>>>>

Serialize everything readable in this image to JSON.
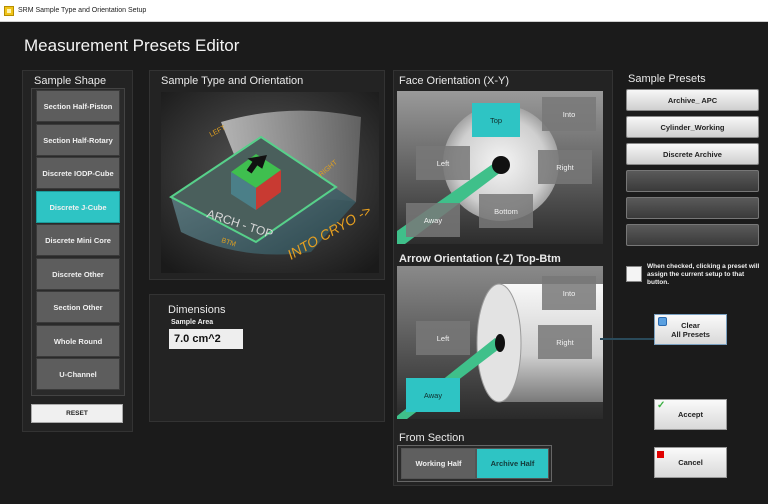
{
  "window": {
    "title": "SRM Sample Type and Orientation Setup"
  },
  "page": {
    "title": "Measurement Presets Editor"
  },
  "sample_shape": {
    "title": "Sample Shape",
    "items": [
      {
        "label": "Section Half-Piston",
        "active": false
      },
      {
        "label": "Section Half-Rotary",
        "active": false
      },
      {
        "label": "Discrete IODP-Cube",
        "active": false
      },
      {
        "label": "Discrete J-Cube",
        "active": true
      },
      {
        "label": "Discrete Mini Core",
        "active": false
      },
      {
        "label": "Discrete Other",
        "active": false
      },
      {
        "label": "Section Other",
        "active": false
      },
      {
        "label": "Whole Round",
        "active": false
      },
      {
        "label": "U-Channel",
        "active": false
      }
    ],
    "reset_label": "RESET"
  },
  "sample_type": {
    "title": "Sample Type and Orientation",
    "image_labels": {
      "left": "LEFT",
      "right": "RIGHT",
      "top": "ARCH - TOP",
      "bottom": "BTM",
      "cryo": "INTO CRYO ->"
    }
  },
  "dimensions": {
    "title": "Dimensions",
    "area_label": "Sample Area",
    "area_value": "7.0 cm^2"
  },
  "face_orientation": {
    "title": "Face Orientation (X-Y)",
    "labels": {
      "top": "Top",
      "into": "Into",
      "left": "Left",
      "right": "Right",
      "away": "Away",
      "bottom": "Bottom"
    },
    "selected": "top"
  },
  "arrow_orientation": {
    "title": "Arrow Orientation (-Z) Top-Btm",
    "labels": {
      "into": "Into",
      "left": "Left",
      "right": "Right",
      "away": "Away"
    },
    "selected": "away"
  },
  "from_section": {
    "title": "From Section",
    "working_label": "Working Half",
    "archive_label": "Archive Half",
    "selected": "archive"
  },
  "presets": {
    "title": "Sample Presets",
    "items": [
      "Archive_ APC",
      "Cylinder_Working",
      "Discrete Archive",
      "",
      "",
      ""
    ],
    "assign_note": "When checked, clicking a preset will assign the current setup to that button.",
    "assign_checked": false
  },
  "actions": {
    "clear_label": "Clear\nAll Presets",
    "accept_label": "Accept",
    "cancel_label": "Cancel"
  },
  "colors": {
    "accent_teal": "#2ec4c4",
    "tile_grey": "#787878",
    "background": "#1b1b1b",
    "cancel_red": "#e00000",
    "accept_green": "#3cb043"
  }
}
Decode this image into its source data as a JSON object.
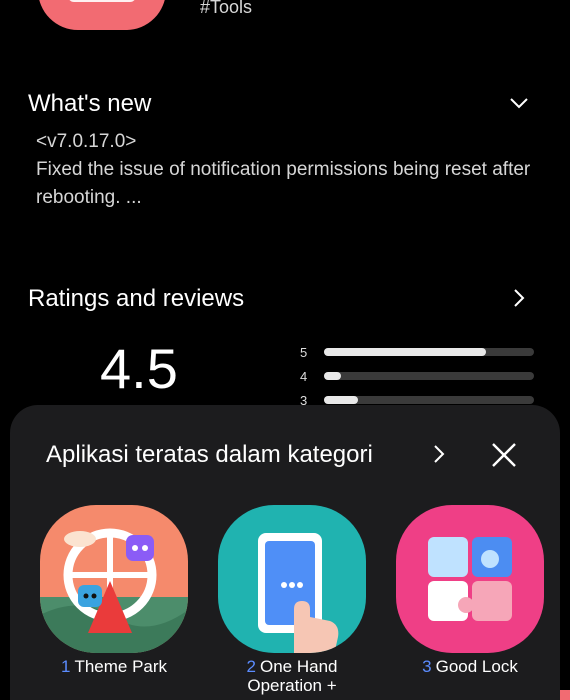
{
  "header": {
    "tag": "#Tools"
  },
  "whats_new": {
    "title": "What's new",
    "version": "<v7.0.17.0>",
    "text": "Fixed the issue of notification permissions being reset after rebooting. ..."
  },
  "ratings": {
    "title": "Ratings and reviews",
    "score": "4.5",
    "bars": [
      {
        "label": "5",
        "fraction": 0.77
      },
      {
        "label": "4",
        "fraction": 0.08
      },
      {
        "label": "3",
        "fraction": 0.16
      }
    ]
  },
  "sheet": {
    "title": "Aplikasi teratas dalam kategori",
    "apps": [
      {
        "rank": "1",
        "name": "Theme Park"
      },
      {
        "rank": "2",
        "name": "One Hand Operation +"
      },
      {
        "rank": "3",
        "name": "Good Lock"
      }
    ]
  },
  "colors": {
    "accent": "#5b8cff",
    "brand": "#f26b72",
    "sheet_bg": "#1c1c1e"
  }
}
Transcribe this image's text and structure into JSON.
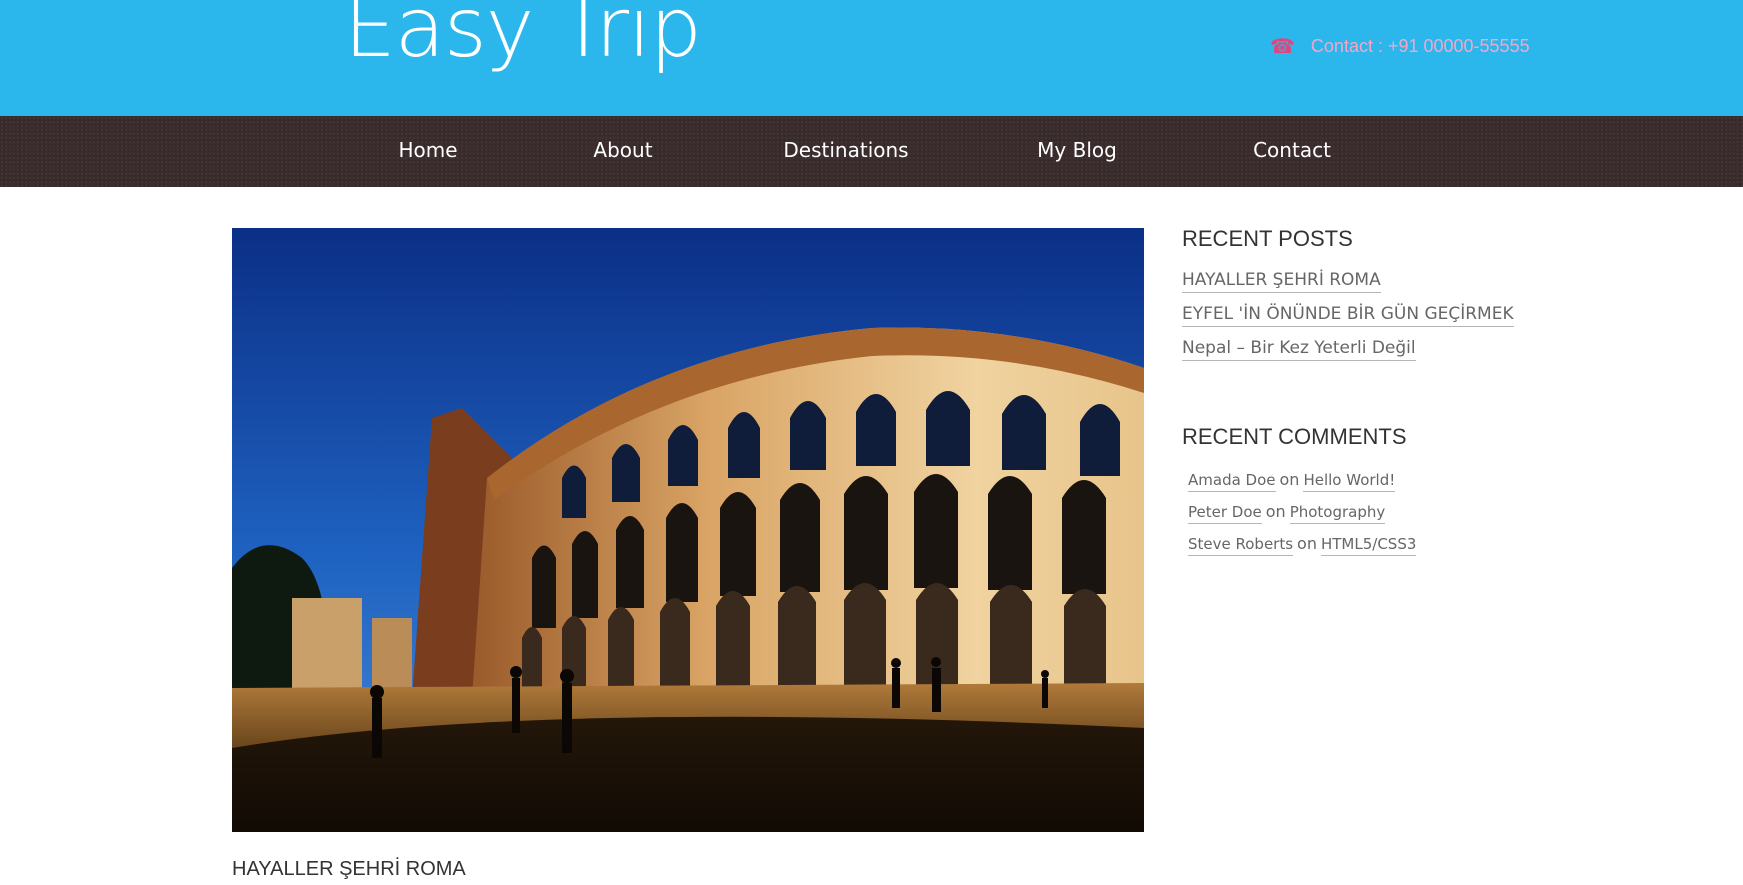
{
  "header": {
    "logo_text": "Easy Trip",
    "contact_icon": "phone-icon",
    "contact_text": "Contact : +91 00000-55555",
    "bg_color": "#2cb7ec"
  },
  "nav": {
    "items": [
      {
        "label": "Home"
      },
      {
        "label": "About"
      },
      {
        "label": "Destinations"
      },
      {
        "label": "My Blog"
      },
      {
        "label": "Contact"
      }
    ]
  },
  "main": {
    "hero_image": "colosseum-photo",
    "post_title": "HAYALLER ŞEHRİ ROMA"
  },
  "sidebar": {
    "recent_posts": {
      "title": "RECENT POSTS",
      "items": [
        {
          "label": "HAYALLER ŞEHRİ ROMA"
        },
        {
          "label": "EYFEL 'İN ÖNÜNDE BİR GÜN GEÇİRMEK"
        },
        {
          "label": "Nepal – Bir Kez Yeterli Değil"
        }
      ]
    },
    "recent_comments": {
      "title": "RECENT COMMENTS",
      "items": [
        {
          "author": "Amada Doe",
          "on": "on",
          "post": "Hello World!"
        },
        {
          "author": "Peter Doe",
          "on": "on",
          "post": "Photography"
        },
        {
          "author": "Steve Roberts",
          "on": "on",
          "post": "HTML5/CSS3"
        }
      ]
    }
  }
}
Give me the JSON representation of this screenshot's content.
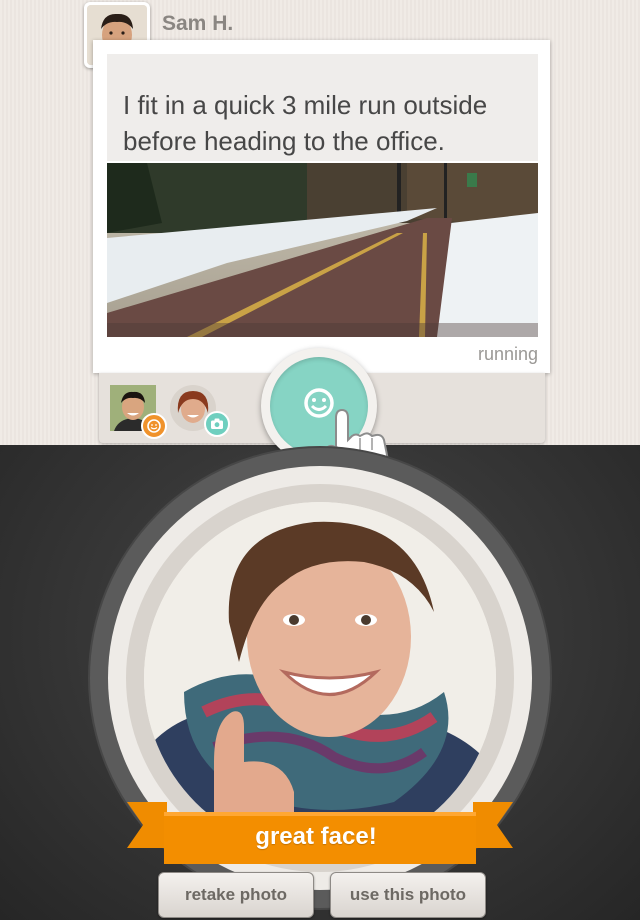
{
  "post": {
    "author": "Sam H.",
    "text": "I fit in a quick 3 mile run outside before heading to the office.",
    "tag": "running"
  },
  "reactions": {
    "items": [
      {
        "type": "smile",
        "badge_color": "#f0922b",
        "badge_icon": "smile-icon"
      },
      {
        "type": "photo",
        "badge_color": "#6fcfbf",
        "badge_icon": "camera-icon"
      }
    ]
  },
  "capture": {
    "ribbon_label": "great face!",
    "retake_label": "retake photo",
    "use_label": "use this photo"
  },
  "colors": {
    "accent_teal": "#86d4c4",
    "ribbon_orange": "#f08c00",
    "dark_bg": "#333333"
  }
}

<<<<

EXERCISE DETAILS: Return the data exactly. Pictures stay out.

REPLY TO THE TASK:
Serialize everything readable in this image to JSON.
{
  "window": {
    "title": "SRM Sample Type and Orientation Setup"
  },
  "page": {
    "title": "Measurement Presets Editor"
  },
  "sample_shape": {
    "title": "Sample Shape",
    "items": [
      {
        "label": "Section Half-Piston",
        "active": false
      },
      {
        "label": "Section Half-Rotary",
        "active": false
      },
      {
        "label": "Discrete IODP-Cube",
        "active": false
      },
      {
        "label": "Discrete J-Cube",
        "active": true
      },
      {
        "label": "Discrete Mini Core",
        "active": false
      },
      {
        "label": "Discrete Other",
        "active": false
      },
      {
        "label": "Section Other",
        "active": false
      },
      {
        "label": "Whole Round",
        "active": false
      },
      {
        "label": "U-Channel",
        "active": false
      }
    ],
    "reset_label": "RESET"
  },
  "sample_type": {
    "title": "Sample Type and Orientation",
    "image_labels": {
      "left": "LEFT",
      "right": "RIGHT",
      "top": "ARCH - TOP",
      "bottom": "BTM",
      "cryo": "INTO CRYO ->"
    }
  },
  "dimensions": {
    "title": "Dimensions",
    "area_label": "Sample Area",
    "area_value": "7.0 cm^2"
  },
  "face_orientation": {
    "title": "Face Orientation (X-Y)",
    "labels": {
      "top": "Top",
      "into": "Into",
      "left": "Left",
      "right": "Right",
      "away": "Away",
      "bottom": "Bottom"
    },
    "selected": "top"
  },
  "arrow_orientation": {
    "title": "Arrow Orientation (-Z) Top-Btm",
    "labels": {
      "into": "Into",
      "left": "Left",
      "right": "Right",
      "away": "Away"
    },
    "selected": "away"
  },
  "from_section": {
    "title": "From Section",
    "working_label": "Working Half",
    "archive_label": "Archive Half",
    "selected": "archive"
  },
  "presets": {
    "title": "Sample Presets",
    "items": [
      "Archive_ APC",
      "Cylinder_Working",
      "Discrete Archive",
      "",
      "",
      ""
    ],
    "assign_note": "When checked, clicking a preset will assign the current setup to that button.",
    "assign_checked": false
  },
  "actions": {
    "clear_label": "Clear\nAll Presets",
    "accept_label": "Accept",
    "cancel_label": "Cancel"
  },
  "colors": {
    "accent_teal": "#2ec4c4",
    "tile_grey": "#787878",
    "background": "#1b1b1b",
    "cancel_red": "#e00000",
    "accept_green": "#3cb043"
  }
}
Decode this image into its source data as a JSON object.
{
  "header": {
    "tag": "#Tools"
  },
  "whats_new": {
    "title": "What's new",
    "version": "<v7.0.17.0>",
    "text": "Fixed the issue of notification permissions being reset after rebooting. ..."
  },
  "ratings": {
    "title": "Ratings and reviews",
    "score": "4.5",
    "bars": [
      {
        "label": "5",
        "fraction": 0.77
      },
      {
        "label": "4",
        "fraction": 0.08
      },
      {
        "label": "3",
        "fraction": 0.16
      }
    ]
  },
  "sheet": {
    "title": "Aplikasi teratas dalam kategori",
    "apps": [
      {
        "rank": "1",
        "name": "Theme Park"
      },
      {
        "rank": "2",
        "name": "One Hand Operation +"
      },
      {
        "rank": "3",
        "name": "Good Lock"
      }
    ]
  },
  "colors": {
    "accent": "#5b8cff",
    "brand": "#f26b72",
    "sheet_bg": "#1c1c1e"
  }
}
Transcribe this image's text and structure into JSON.
{
  "header": {
    "logo_text": "Easy Trip",
    "contact_icon": "phone-icon",
    "contact_text": "Contact : +91 00000-55555",
    "bg_color": "#2cb7ec"
  },
  "nav": {
    "items": [
      {
        "label": "Home"
      },
      {
        "label": "About"
      },
      {
        "label": "Destinations"
      },
      {
        "label": "My Blog"
      },
      {
        "label": "Contact"
      }
    ]
  },
  "main": {
    "hero_image": "colosseum-photo",
    "post_title": "HAYALLER ŞEHRİ ROMA"
  },
  "sidebar": {
    "recent_posts": {
      "title": "RECENT POSTS",
      "items": [
        {
          "label": "HAYALLER ŞEHRİ ROMA"
        },
        {
          "label": "EYFEL 'İN ÖNÜNDE BİR GÜN GEÇİRMEK"
        },
        {
          "label": "Nepal – Bir Kez Yeterli Değil"
        }
      ]
    },
    "recent_comments": {
      "title": "RECENT COMMENTS",
      "items": [
        {
          "author": "Amada Doe",
          "on": "on",
          "post": "Hello World!"
        },
        {
          "author": "Peter Doe",
          "on": "on",
          "post": "Photography"
        },
        {
          "author": "Steve Roberts",
          "on": "on",
          "post": "HTML5/CSS3"
        }
      ]
    }
  }
}
Give me the JSON representation of this screenshot's content.
{
  "post": {
    "author": "Sam H.",
    "text": "I fit in a quick 3 mile run outside before heading to the office.",
    "tag": "running"
  },
  "reactions": {
    "items": [
      {
        "type": "smile",
        "badge_color": "#f0922b",
        "badge_icon": "smile-icon"
      },
      {
        "type": "photo",
        "badge_color": "#6fcfbf",
        "badge_icon": "camera-icon"
      }
    ]
  },
  "capture": {
    "ribbon_label": "great face!",
    "retake_label": "retake photo",
    "use_label": "use this photo"
  },
  "colors": {
    "accent_teal": "#86d4c4",
    "ribbon_orange": "#f08c00",
    "dark_bg": "#333333"
  }
}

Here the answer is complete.